It is true, as the Court today points out, that the issue now before us was not directly involved in Boyce Motor Lines, Inc. v. United States, 342 U.S. 337 , which dealt with a claim that the statute is unconstitutionally vague. But in holding the statute valid, the Court bottomed its reasoning upon the proposition that "the presence of culpable intent [is] a necessary element of the offense." Id., at 342. Other federal courts, faced with the precise issue here presented, have held that the statute means exactly what it says - that the words "knowingly violates any such regulation" mean no more and no less than "knowingly violates any such regulation." St. Johnsbury Trucking Co. v. United States, 220 F.2d 393 (CA1 1955); United States v. Chicago Express, 235 F.2d 785 (CA7 1956). Chief Judge Magruder filed a concurring opinion in the St. Johnsbury case, and he put the matter thus:
The Court today thus grants to the Executive Branch what Congress explicitly refused to grant in 1960. It effectively deletes the word "knowingly" from the law. I cannot join the Court in this exercise, requiring as it does such a total disregard of plain statutory language, established judicial precedent, and explicit legislative history.
A final word is in order. Today's decision will have little practical impact upon the prosecution of interstate motor carriers or institutional shippers.
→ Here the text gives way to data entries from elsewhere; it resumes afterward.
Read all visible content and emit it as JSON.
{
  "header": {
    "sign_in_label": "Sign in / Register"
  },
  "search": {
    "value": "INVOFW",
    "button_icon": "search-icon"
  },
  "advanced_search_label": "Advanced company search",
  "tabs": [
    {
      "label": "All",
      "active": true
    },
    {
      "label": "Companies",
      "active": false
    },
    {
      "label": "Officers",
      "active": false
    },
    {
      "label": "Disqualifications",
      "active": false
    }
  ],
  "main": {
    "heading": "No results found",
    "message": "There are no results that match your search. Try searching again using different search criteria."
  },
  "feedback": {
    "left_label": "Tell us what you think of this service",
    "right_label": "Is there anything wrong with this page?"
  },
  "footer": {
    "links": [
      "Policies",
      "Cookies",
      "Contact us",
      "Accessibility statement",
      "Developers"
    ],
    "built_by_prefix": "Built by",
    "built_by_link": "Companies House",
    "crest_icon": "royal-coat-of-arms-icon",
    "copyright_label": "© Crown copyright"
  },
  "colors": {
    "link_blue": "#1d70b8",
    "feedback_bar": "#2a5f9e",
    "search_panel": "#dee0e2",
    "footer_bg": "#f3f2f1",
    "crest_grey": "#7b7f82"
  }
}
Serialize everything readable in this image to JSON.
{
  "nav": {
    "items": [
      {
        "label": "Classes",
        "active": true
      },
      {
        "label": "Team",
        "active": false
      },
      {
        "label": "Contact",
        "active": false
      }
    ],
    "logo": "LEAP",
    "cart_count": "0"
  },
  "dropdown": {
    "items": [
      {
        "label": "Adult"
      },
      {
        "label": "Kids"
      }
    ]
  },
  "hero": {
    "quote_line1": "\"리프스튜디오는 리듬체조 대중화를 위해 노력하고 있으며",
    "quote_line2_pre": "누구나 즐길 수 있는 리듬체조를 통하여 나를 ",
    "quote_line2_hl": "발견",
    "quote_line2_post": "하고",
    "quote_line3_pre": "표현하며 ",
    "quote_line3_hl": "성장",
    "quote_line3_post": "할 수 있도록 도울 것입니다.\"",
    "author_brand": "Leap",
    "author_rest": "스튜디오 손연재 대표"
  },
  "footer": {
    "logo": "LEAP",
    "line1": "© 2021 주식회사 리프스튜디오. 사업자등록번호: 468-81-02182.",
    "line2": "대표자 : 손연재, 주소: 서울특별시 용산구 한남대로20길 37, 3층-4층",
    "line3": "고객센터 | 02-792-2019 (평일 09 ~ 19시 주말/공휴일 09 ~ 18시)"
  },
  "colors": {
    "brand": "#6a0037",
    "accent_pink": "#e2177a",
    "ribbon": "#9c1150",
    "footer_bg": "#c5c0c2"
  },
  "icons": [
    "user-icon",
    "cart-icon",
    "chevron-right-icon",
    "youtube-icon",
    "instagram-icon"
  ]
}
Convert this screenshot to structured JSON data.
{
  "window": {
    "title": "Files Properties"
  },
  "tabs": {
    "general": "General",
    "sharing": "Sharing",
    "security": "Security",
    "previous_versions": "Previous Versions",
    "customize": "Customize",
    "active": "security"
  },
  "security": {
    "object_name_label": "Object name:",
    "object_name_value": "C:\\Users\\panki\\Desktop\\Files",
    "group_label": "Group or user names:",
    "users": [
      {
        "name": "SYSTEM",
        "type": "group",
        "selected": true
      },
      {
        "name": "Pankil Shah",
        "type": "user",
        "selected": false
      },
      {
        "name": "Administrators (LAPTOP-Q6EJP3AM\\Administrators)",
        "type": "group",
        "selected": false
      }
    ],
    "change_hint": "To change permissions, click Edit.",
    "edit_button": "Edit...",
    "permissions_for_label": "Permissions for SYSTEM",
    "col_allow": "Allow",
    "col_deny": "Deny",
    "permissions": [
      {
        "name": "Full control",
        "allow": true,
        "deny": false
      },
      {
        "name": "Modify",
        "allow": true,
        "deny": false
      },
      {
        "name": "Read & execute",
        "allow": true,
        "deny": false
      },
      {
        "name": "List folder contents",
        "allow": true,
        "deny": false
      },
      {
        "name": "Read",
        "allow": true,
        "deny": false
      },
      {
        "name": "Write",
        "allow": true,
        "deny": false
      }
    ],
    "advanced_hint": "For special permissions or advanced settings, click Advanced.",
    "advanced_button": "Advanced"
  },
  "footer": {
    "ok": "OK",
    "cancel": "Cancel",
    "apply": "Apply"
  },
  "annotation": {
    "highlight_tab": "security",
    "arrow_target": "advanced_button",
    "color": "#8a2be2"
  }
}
For interstate [402 U.S. 558, 569] motor carriers are members of a regulated industry, and their officers, agents, and employees are required by law to be conversant with the regulations in question. 4 As a practical matter, therefore, they are under a species of absolute liability for violation of the regulations despite the "knowingly" requirement. This, no doubt, is as Congress intended it to be. Cf. United States v. Dotterweich, 320 U.S. 277 ; United States v. Balint, 258 U.S. 250 . Likewise, prosecution of regular shippers for violations of the regulations could hardly be impeded by the "knowingly" requirement, for triers of fact would have no difficulty whatever in inferring knowledge on the part of those whose business it is to know, despite their protestations to the contrary. The only real impact of this decision will be upon the casual shipper, who might be any man, woman, or child in the Nation. A person who had never heard of the regulation might make a single shipment of an article covered by it in the course of a lifetime. It would be wholly natural for him to assume that he could deliver the article to the common carrier and depend upon the carrier to see that it was properly labeled and that the shipping papers were in order. Yet today's decision holds that a person who does just that is guilty of a criminal offense punishable by a year in prison. This seems to me a perversion of the purpose of criminal law.
I respectfully dissent from the opinion and judgment of the Court.
[ Footnote 1 ] See H. R. Rep. No. 1975, 86th Cong., 2d Sess., 10-11.
[ Footnote 2 ] S. Rep. No. 901, 86th Cong., 1st Sess., 2-3.
[ Footnote 3 ] H. R. Rep. No. 1975, 86th Cong., 2d Sess., 2.